According to one opinion writer for USA Today, Netflix can’t be trusted. In an op-ed piece recently published, contributor Tim Winter writes that Netflix has turned its back on families. He sites lack of family content apart from an occasional show that he claims is meant to simply appease families and maintain contact. He goes on to suggest that Netflix is part of the problem for the sexual devolution of our society (pedophilia, sexual assault, etc.) and instead they need to adjust in order to be part of the solution (1). As a result of this analysis, he warns families of the need to disengage with Netflix and instead search for a more family-friendly streaming service.
The analysis provided by Winter should provoke an intense consideration by viewers about the content they take in. With Netflix he cites specifically two instances that should concern people: “13 Reasons Why”, which caused alarm for its propagation of suicide, and “Desire” ridiculed for its underage sexual content. Our family dropped our subscription to Netflix quite some time ago for a number of reasons, as a result, my information about Netflix and its programs at this point is not firsthand. Therefore, to criticize Netflix would not be fair on my part. However, the concerns raised in the editorial article by Tim Winter warrant discussion and demonstrate some aspects about our society.
The size of some of the streaming services available, such as Amazon, Hulu, Netflix, and Youtube TV gives them these media conglomerates massive authority. A look at the celebrities willing to engage with these organizations demonstrates their capacity in the industry. There are two areas of impact worth noting:
The Ability to Control Content: First, the size of the corporations allows them to control the content they put out. While consumer interest will provide an impact, to some degree (which we will address shortly) the companies are able to produce as they desire.
The Ability to Regulate Standards: Additionally, there is an ability to lobby and influence certain societal standards solely because their size gives them money and a voice to influence.
The Ability to Influence Viewers: Finally, the ability to dictate the content that is being produced gives them the ability to influence viewers. Rather than forsake this form of entertainment, many will simply adapt to the offerings that are available.
There are other factors that can certainly impact the industry’s ability to control, regulate, and influence, so these do not stand alone. However, in light of the numbers we see, there is no denying the capability it has to impact the very direction of our society.
Fault not only lies at the feet of the industry but continues with the viewers as well and their attitude/actions demonstrate three characteristics of society:
They Choose: First, by the popularity of the programs and the willingness of the streaming services to offer a certain class of programs, it can only be understood that people are choosing them. Thus, they are approving this type of content.
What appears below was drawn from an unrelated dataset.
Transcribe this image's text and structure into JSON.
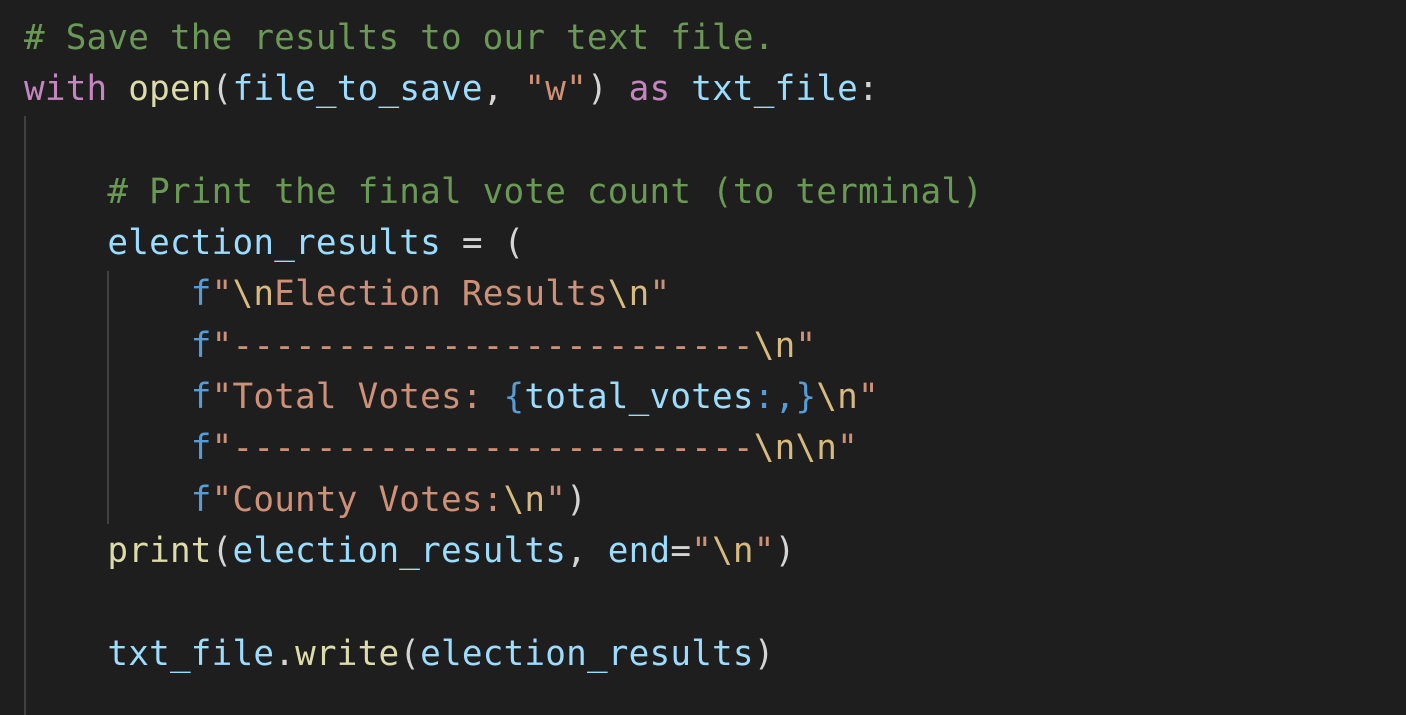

They Conform: Additionally, as earlier mentioned, people simply adapt to the programs being offered. When the options are limited, rather than leave behind this form of media, they simply conform to the standards.
They Curtail: Finally, people simply curtail their disagreement. By adapting or remaining silent, those who disagree with this type of programming are not voicing the need for alternative or family-friendly programming.
Unfortunately, many are simply part of the problem by continuing to support these types of media services.
I use to be a subscriber and patron of our local theatre. I loved the theatre, between the themes, artistry, and creativity, and enjoyed being able to financially support such a group. Then they went a drastic direction. Instead of offering five Broadway touring shows every year, they decided to offer six. However, three would be considered ‘family-friendly’ according to their standard and the other three would be more risqué. As a subscriber, I went to the first one and left at intermission. I skipped the second and third one. Even the family-oriented ones were at times questionable. I not only quit subscribing, I also quit giving financial support. It was a decision I made in order to voice my displeasure with the theatre’s new direction, which is sad because they were doing a lot of other exciting things.
This article is not written to be your conscience. I cannot give you a list of shows to watch and shows not to watch. Some feel inclined towards shows that I would disapprove of and I am certain a couple of my favorites others would rebuke me for. For the most part, the shows you choose to watch are a matter of personal conviction as long as you are being guided by Scripture (obviously there are certain ones that necessitate separation). Therefore, I cannot and will not tell you what you should or should not do. However, I can give a warning: It is necessary to be on guard about the media choices we make. This means being on guard, being aware, and be willing to make those decisions.
(1) This is my summation of the article and I would urge you to read it in its full by clicking here.
Photo “Home Theatre” courtesy of user Gramophone Maryland and Flickr.